The lawsuit filed on Wednesday in federal court in Wichita Falls, Texas is the first challenge to the department's rule, which is set to take effect on March 27.
The rule will require companies to follow the marriage laws of the states in which their employees were wed, rather than where they reside, for the purpose of applying the federal Family and Medical Leave Act. That law requires employers to grant workers unpaid leave after giving birth or to care for sick family members.
President Barack Obama last year first announced the so-called "place of celebration" rule in the wake of the U.S. Supreme Court's decision in June 2013 in United States v. Windsor, which said the Defense of Marriage Act, the federal law that defined marriage as a heterosexual union, was unconstitutional.
In the lawsuit, the office of Texas Attorney General Ken Paxton, a Republican, says the rule actually violates the Windsor decision because it held that the federal government cannot interfere with the states' marriage laws.
"Attempts by the Obama administration to disregard the will of our citizens through the use of new federal rules is unconstitutional and an affront to the foundations of federalism," Paxton said in a statement.
The lawsuit, which says the rule violates a constitutional clause that requires states to respect each other's laws, seeks a temporary injunction of the rule pending the outcome of the case.
The Labor Department did not immediately respond to a request for comment on Thursday.
The rule has been hailed by gay rights groups and attorneys who represent workers and has divided employers.
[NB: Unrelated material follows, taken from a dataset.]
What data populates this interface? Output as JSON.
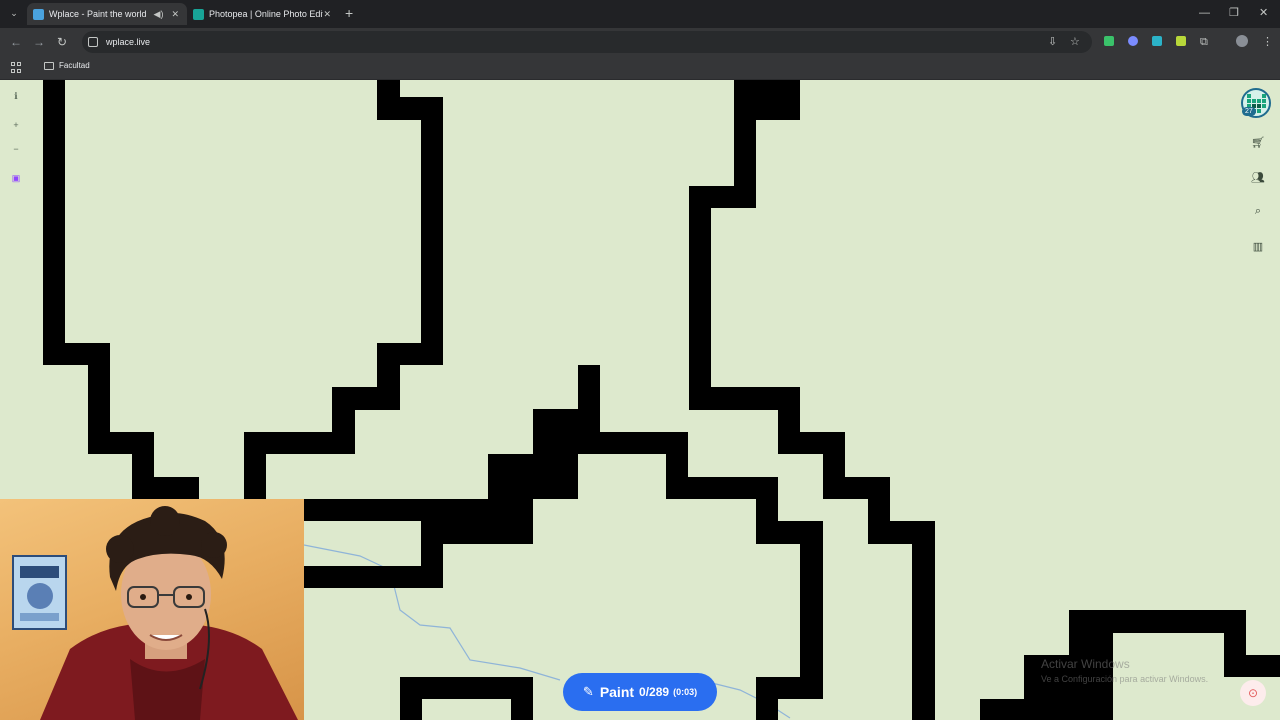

Some companies say it will impose a hefty burden on them to know the relevant laws and employees' personal information; others say the opposite, that a uniform policy will ease the financial stress of complying with a patchwork of laws.
The Supreme Court next month is scheduled to consider for the first time whether there is a constitutional right to marry. A ruling in favor of same-sex couples would likely moot the family leave issue.
The case is Texas v. United States of America, U.S. District Court for the Northern District of Texas, No. 7:15-cv-0056.
(Reporting by Daniel Wiessner in Albany, N.Y.; Editing by Alexia Garamfalvi and Jonathan Oatis)